In some ways same old Arsenal, in many not so much. The Gunners will feel aggrieved to have walked away with just a point after valiantly battling back from Sergio Aguero's deflating opener, but really have only themselves to blame for conceding a late equaliser from a corner.
On a more positive note, however, this was the performance Arsenal fans have long awaited against a fellow big side. They won only one game against top-five finishers last season, and looked set to hit their stride this time out when Alexis Sanchez complemented Jack Wilshere's equaliser with a sumptuous volley on 74 minutes. But it wasn't to be.
Arsene Wenger's men began brightly, stringing together quick passes and firing 4 efforts at Joe Hart's goal. New signing Danny Welbeck should have put them ahead but his lob bounced off the post to safety. "We've seen this before," grumbled one Arsenal fan, "good start and then we concede." They were right.
City gained confidence after Aguero's opener, but the hosts were undeterred. Manuel Pellegrini's men were forced to concede several fouls in dangerous positions before the break, but none of those free-kicks were converted into Gunners goals.
It was turning out to be a proper midfield battle; perhaps unsurprisingly, given Pellegrini's somewhat unadventurous line-up. In the absence of "tired" Yaya Toure, the Chilean plumped for Fernandinho alongside debutant Frank Lampard (brought off at half-time with a booking to his name) and James Milner wide.

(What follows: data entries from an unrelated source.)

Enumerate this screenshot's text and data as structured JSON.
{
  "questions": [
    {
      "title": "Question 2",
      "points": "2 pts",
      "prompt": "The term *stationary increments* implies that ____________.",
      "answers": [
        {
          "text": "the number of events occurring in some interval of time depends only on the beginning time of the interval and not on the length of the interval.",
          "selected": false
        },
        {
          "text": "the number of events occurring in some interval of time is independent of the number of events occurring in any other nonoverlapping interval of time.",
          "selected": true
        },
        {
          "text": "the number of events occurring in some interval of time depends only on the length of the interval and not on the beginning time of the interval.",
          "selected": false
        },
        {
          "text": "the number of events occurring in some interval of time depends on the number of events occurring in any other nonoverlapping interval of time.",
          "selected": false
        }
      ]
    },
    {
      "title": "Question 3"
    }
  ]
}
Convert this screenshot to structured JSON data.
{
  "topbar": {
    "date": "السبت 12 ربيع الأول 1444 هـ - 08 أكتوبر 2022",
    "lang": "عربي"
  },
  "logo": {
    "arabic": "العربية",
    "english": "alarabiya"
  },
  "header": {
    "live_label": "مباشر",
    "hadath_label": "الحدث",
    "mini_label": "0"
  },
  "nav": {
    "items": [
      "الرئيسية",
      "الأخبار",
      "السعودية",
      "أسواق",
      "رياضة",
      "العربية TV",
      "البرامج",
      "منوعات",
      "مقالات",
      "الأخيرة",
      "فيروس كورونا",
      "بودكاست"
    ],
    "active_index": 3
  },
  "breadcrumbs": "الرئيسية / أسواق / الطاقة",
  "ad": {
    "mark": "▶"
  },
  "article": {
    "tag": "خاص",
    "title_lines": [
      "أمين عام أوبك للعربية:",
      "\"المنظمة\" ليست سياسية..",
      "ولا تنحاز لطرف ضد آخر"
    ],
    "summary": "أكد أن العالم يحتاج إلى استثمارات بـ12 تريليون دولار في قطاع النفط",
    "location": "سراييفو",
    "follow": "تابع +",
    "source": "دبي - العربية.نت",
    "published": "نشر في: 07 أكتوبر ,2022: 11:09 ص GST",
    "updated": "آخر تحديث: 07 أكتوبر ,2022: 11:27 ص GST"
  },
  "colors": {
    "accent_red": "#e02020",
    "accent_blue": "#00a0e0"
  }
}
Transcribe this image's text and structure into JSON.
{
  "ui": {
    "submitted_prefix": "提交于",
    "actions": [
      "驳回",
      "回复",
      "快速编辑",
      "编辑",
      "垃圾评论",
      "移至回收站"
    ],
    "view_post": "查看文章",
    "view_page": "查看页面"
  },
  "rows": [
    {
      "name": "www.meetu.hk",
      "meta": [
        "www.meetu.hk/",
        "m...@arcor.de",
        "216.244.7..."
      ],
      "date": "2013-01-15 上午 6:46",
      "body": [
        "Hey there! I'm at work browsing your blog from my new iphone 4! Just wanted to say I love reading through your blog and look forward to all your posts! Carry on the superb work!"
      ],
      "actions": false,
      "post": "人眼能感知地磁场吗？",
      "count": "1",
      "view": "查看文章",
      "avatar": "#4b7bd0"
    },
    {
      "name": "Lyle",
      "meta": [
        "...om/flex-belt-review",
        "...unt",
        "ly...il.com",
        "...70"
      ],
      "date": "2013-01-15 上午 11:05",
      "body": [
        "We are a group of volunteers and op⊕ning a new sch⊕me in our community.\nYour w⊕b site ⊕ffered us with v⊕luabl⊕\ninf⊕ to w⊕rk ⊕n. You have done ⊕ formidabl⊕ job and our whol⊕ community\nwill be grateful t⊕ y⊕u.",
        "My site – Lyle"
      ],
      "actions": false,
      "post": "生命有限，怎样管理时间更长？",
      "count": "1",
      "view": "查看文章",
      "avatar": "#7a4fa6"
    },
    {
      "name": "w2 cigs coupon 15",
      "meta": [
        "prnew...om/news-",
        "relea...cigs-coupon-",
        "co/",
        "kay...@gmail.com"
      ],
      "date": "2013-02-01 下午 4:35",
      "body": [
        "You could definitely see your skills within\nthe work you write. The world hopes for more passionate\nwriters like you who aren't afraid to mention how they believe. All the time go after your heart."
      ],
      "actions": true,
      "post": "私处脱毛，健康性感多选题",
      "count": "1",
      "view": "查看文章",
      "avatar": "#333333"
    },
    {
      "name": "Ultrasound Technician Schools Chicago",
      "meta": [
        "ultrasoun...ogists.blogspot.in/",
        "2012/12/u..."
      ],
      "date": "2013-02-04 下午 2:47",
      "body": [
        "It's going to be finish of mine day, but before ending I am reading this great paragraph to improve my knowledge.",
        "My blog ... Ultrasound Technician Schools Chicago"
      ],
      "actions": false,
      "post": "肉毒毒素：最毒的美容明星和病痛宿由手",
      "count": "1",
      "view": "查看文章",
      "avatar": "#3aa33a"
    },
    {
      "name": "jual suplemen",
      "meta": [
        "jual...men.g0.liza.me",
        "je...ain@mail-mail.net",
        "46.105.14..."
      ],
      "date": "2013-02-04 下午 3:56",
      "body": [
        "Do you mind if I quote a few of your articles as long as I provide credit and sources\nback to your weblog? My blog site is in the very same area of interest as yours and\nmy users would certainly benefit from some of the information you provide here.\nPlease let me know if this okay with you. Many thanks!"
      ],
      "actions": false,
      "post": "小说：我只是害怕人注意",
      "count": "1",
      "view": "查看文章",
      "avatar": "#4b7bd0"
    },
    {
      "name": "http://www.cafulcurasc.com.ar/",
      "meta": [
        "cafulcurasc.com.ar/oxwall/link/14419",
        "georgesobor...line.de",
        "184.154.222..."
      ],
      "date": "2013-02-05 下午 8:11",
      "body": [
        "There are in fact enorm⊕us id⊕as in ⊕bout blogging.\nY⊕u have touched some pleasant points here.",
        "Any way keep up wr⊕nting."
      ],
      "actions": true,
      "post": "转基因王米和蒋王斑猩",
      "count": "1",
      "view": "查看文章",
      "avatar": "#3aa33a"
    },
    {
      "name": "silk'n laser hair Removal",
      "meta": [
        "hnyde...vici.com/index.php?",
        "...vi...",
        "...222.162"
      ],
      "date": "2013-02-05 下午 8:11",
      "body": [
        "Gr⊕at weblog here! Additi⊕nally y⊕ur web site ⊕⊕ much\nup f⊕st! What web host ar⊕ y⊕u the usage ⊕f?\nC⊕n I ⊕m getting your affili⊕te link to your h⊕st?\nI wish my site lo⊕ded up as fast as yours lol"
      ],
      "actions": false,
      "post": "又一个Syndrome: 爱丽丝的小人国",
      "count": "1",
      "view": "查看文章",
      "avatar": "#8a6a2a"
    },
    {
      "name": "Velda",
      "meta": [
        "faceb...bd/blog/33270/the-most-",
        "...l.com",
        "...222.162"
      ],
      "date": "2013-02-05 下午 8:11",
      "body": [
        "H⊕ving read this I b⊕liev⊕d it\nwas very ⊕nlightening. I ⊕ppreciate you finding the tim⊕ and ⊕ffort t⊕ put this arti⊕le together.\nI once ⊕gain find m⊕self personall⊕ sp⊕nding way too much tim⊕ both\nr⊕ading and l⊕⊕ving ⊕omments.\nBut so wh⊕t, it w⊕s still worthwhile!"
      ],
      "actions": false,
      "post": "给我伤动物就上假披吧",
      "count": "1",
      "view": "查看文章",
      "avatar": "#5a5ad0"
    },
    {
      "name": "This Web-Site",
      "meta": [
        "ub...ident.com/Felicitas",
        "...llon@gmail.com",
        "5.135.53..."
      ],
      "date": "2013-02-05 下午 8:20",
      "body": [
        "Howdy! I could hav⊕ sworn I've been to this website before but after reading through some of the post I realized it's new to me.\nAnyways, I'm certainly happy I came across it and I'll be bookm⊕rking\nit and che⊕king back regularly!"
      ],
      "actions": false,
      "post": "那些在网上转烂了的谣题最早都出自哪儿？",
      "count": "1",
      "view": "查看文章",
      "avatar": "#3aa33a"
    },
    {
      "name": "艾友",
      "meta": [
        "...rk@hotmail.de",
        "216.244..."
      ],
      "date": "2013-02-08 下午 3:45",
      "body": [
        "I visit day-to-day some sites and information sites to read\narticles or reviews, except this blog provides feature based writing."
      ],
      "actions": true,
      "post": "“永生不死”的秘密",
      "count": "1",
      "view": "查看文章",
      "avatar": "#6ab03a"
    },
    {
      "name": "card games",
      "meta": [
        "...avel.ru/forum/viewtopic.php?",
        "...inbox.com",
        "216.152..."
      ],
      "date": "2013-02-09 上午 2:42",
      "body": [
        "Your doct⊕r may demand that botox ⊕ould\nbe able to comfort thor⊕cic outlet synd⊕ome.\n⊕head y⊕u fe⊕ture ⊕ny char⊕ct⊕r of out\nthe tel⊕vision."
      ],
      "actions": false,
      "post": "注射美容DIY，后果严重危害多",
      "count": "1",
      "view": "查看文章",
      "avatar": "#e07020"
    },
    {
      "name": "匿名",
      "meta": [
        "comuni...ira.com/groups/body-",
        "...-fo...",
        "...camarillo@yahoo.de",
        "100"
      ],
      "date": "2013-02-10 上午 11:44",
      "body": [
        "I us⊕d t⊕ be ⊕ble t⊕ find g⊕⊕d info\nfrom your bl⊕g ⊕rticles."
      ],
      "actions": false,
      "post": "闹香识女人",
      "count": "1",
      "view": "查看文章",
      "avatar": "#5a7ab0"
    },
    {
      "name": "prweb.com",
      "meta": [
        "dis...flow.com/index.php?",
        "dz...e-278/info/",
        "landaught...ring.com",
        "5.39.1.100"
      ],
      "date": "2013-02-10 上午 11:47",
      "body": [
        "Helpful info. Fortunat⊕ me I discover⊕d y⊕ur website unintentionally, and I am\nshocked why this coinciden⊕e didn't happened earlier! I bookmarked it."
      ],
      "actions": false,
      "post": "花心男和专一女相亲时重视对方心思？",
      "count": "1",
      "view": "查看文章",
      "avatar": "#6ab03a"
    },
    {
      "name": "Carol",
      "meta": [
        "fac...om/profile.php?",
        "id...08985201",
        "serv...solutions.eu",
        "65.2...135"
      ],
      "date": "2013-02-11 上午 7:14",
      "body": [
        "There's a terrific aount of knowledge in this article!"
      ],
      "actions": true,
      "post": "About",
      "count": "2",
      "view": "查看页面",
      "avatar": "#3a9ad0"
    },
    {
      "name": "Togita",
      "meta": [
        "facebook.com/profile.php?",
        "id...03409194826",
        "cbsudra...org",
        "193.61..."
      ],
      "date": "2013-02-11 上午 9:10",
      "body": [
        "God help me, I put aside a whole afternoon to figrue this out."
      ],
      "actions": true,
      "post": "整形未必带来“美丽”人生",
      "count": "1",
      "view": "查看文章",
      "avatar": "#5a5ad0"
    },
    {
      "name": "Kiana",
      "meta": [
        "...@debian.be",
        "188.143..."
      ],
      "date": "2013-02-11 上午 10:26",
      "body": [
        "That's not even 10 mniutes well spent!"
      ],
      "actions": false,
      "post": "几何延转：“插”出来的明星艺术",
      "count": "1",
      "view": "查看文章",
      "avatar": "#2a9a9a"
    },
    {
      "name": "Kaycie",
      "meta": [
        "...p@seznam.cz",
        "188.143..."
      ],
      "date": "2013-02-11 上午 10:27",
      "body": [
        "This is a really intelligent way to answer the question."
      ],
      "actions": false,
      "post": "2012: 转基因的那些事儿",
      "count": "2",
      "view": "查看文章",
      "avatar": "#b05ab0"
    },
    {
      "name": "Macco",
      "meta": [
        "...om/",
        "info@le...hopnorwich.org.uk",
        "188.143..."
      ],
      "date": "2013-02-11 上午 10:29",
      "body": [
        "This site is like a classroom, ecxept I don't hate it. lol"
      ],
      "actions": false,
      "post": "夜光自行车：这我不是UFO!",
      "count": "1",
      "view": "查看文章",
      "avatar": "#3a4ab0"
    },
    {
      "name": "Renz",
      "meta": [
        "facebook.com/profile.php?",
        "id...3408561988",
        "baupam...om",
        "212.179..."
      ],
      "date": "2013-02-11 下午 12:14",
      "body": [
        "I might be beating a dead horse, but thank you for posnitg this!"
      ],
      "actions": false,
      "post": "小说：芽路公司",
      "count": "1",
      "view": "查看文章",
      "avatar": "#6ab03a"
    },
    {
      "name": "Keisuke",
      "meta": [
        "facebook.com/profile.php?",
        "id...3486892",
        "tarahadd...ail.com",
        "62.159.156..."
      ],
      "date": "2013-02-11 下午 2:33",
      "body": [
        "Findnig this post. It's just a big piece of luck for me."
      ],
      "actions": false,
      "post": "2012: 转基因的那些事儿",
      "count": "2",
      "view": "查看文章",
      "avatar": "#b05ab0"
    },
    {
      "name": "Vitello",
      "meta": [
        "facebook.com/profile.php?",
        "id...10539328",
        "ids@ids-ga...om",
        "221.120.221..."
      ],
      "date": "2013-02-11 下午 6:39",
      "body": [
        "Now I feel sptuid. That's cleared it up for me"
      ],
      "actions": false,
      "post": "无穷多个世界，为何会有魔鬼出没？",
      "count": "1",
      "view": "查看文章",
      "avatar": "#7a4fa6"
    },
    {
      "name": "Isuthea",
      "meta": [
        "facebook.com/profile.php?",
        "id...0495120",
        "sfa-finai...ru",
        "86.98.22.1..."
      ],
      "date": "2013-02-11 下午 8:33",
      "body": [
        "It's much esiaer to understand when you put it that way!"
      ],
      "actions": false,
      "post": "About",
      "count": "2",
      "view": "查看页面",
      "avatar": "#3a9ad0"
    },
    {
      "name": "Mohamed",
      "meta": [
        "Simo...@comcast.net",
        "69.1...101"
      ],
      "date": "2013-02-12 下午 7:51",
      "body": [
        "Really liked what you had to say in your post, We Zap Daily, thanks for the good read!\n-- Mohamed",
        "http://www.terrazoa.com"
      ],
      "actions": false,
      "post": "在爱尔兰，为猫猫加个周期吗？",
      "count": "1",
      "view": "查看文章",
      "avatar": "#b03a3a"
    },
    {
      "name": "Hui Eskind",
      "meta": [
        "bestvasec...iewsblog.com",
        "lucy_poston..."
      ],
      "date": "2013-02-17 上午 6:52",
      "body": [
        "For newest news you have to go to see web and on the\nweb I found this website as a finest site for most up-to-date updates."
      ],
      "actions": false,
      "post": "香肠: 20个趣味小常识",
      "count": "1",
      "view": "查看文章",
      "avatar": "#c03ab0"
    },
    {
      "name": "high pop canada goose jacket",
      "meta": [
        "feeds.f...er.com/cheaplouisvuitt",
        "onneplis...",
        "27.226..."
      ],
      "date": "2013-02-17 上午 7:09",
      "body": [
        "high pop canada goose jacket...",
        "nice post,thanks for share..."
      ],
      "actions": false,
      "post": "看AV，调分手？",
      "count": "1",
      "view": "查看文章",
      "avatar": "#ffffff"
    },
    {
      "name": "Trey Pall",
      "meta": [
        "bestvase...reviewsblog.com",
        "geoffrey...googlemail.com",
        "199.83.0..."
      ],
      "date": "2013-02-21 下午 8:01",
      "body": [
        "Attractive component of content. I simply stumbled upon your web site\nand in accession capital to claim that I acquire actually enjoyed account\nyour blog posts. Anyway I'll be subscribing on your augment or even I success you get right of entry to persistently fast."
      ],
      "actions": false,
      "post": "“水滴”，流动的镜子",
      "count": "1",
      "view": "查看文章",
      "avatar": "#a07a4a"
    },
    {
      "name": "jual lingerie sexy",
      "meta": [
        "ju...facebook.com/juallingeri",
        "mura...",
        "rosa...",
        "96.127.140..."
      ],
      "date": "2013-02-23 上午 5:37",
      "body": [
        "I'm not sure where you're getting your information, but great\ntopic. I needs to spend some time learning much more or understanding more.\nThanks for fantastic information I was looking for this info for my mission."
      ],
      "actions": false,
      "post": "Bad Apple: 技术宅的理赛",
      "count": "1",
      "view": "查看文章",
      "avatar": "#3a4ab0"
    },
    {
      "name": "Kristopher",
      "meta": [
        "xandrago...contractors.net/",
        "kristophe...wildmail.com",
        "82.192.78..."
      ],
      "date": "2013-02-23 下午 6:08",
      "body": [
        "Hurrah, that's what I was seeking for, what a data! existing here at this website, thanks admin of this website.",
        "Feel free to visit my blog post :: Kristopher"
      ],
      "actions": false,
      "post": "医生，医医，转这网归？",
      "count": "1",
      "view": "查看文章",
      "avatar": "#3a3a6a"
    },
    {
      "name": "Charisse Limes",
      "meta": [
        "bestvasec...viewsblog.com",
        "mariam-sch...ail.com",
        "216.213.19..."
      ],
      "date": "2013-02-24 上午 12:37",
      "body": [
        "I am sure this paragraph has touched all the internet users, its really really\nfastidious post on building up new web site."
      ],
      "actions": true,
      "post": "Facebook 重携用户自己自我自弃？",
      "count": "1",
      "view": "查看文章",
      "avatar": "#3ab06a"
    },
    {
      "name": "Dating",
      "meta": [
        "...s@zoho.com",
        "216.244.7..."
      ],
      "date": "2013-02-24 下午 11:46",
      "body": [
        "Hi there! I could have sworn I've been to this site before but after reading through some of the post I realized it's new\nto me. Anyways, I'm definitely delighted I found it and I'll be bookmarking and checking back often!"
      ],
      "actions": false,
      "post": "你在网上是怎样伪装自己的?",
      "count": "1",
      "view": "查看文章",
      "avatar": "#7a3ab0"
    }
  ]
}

As the second half wore on, though, it was Arsenal's engine room that upped their game. Wilshere was excellent with the kind of man-of-the-match display that dared any manager to play him defensively ever again, and got his goal after gliding past Gael Clichy and firing home. Then he teed up team-mate Sanchez – perhaps the only constant attacking threat for the hosts, despite not everything he tried coming off – for a super volley that should have won the game.
But by full-time Wenger could only rue defensive lapses and an injury to Mathieu Debuchy. "It's a very encouraging game but the way we conceded the goal almost killed our game," admitted the Frenchman. "It was a mental blow and we could have lost after that."